Elder Flower Cordial

Makes 6 cups

12 to 15 large flower  heads
3 lemons
4 cups sugar
3 cups water

Select flowers at the peak of their bloom: the tiny flowers will be fragrant and white. Remove flowers from the stems and place in a crock pot or ceramic bowl. Zest the lemons and add to the flowers; then slice the lemons very thinly and add them to the bowl with the sugar.

In a saucepan, heat the water until it's just boiling. Pour it over the flower-lemon mixture and stir until the sugar is dissolved.  Cover and let steep in the refrigerator for 2 to 4 days, stirring periodically.

Strain the liquid through a muslin cloth and place in saucepan. Bring the mixture to a hard boil, cook and pour into sterilized glass jars. Attach lids and store in the fridge for 1 to 2 months.
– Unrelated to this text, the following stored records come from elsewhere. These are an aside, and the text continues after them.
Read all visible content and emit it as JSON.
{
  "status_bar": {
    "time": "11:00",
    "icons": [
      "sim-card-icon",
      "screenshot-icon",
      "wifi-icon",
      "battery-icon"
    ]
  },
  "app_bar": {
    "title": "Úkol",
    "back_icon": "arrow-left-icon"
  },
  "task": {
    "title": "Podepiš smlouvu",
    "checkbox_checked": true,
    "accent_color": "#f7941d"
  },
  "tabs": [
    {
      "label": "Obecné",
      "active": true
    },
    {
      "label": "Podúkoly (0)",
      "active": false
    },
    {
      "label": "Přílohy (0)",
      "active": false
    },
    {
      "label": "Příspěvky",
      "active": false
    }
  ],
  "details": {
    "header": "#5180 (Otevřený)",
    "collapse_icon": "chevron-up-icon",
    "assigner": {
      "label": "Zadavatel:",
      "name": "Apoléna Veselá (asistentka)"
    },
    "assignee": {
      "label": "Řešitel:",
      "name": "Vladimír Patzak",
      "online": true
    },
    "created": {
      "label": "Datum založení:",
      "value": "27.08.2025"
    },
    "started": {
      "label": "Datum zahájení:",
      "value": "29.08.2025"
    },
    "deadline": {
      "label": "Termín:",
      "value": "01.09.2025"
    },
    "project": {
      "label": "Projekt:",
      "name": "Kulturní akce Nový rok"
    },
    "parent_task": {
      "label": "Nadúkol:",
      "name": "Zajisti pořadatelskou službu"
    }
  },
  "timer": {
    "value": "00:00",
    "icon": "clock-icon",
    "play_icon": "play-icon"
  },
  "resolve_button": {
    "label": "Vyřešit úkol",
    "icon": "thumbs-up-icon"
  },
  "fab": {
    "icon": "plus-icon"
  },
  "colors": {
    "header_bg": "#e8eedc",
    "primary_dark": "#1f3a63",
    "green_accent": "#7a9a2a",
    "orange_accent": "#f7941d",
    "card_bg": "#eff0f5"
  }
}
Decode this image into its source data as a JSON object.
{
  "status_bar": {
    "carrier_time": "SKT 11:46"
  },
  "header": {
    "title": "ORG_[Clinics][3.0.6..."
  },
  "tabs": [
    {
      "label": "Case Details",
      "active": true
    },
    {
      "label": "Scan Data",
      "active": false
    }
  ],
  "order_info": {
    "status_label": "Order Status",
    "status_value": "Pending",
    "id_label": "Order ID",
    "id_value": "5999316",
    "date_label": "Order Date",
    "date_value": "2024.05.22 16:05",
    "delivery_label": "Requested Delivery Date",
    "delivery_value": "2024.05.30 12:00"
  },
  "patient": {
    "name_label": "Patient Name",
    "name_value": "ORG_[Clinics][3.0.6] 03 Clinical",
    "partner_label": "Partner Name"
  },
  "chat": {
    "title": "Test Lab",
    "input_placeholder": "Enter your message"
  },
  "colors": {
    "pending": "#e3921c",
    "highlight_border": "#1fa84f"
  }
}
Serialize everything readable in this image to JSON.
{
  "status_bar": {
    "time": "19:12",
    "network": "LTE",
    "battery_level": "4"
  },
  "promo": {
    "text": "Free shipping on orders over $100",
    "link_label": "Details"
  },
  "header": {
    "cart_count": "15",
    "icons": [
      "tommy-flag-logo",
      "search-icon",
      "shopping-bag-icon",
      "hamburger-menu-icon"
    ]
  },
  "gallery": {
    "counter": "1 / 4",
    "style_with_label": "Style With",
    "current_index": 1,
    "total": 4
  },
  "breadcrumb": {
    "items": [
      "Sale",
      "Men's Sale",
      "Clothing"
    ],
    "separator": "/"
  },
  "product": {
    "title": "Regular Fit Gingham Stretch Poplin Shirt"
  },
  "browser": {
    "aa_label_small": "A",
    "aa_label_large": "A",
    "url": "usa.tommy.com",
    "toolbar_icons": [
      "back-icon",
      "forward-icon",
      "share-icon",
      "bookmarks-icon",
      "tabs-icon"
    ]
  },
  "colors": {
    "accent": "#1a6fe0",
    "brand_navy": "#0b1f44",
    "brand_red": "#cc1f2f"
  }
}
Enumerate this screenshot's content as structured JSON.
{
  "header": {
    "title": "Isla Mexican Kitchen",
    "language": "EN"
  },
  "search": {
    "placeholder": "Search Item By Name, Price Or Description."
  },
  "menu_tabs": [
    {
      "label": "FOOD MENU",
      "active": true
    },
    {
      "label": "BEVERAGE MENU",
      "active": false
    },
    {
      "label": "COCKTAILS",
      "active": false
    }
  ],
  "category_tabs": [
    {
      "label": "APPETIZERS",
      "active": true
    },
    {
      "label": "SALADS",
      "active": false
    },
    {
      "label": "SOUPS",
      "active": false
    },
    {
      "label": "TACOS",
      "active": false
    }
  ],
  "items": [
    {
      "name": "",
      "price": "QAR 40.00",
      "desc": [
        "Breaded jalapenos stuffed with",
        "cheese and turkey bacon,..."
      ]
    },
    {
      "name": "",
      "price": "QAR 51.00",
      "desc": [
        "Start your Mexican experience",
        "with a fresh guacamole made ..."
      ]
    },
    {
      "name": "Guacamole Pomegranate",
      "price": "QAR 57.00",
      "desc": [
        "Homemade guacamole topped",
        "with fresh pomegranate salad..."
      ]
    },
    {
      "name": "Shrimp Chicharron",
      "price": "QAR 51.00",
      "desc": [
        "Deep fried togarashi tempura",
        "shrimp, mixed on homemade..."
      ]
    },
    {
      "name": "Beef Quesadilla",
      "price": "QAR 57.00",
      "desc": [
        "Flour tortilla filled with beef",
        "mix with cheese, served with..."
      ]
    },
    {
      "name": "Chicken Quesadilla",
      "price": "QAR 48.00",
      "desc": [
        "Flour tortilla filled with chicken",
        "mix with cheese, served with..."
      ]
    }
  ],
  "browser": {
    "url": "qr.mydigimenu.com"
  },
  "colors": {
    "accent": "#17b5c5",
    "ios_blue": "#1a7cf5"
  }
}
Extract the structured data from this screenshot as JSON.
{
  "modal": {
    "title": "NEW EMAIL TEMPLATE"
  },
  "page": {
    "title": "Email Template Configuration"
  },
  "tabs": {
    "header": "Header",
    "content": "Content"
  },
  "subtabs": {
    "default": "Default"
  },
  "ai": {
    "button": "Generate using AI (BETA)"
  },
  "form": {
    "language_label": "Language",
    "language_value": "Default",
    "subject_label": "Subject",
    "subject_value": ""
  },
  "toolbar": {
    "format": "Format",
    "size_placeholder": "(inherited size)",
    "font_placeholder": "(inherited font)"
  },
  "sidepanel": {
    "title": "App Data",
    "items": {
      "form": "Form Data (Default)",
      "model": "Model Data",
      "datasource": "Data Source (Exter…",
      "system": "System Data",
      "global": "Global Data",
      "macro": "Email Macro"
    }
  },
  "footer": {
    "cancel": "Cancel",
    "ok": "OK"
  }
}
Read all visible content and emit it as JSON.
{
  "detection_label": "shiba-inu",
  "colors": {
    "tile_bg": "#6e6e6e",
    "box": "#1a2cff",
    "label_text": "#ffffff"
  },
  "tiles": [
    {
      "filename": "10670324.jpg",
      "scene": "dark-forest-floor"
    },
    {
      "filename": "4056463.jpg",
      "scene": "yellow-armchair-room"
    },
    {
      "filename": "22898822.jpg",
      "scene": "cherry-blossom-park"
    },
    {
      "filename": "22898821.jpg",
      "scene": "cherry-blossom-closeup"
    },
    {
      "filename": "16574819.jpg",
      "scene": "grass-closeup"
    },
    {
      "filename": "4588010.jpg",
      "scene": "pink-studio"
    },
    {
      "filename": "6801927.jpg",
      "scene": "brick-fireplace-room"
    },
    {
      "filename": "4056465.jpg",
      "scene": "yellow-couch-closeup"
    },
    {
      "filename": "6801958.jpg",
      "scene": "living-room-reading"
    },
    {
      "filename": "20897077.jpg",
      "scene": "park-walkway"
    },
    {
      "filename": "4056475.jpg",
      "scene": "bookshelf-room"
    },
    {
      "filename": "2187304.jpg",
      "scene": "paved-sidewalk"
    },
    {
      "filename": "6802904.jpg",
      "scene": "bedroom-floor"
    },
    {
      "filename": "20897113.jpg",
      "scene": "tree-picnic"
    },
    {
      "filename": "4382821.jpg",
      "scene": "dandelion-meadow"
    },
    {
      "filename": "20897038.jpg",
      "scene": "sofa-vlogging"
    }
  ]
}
Serve with 3 parts of sparkling water or champagne to one part elder flower cordial.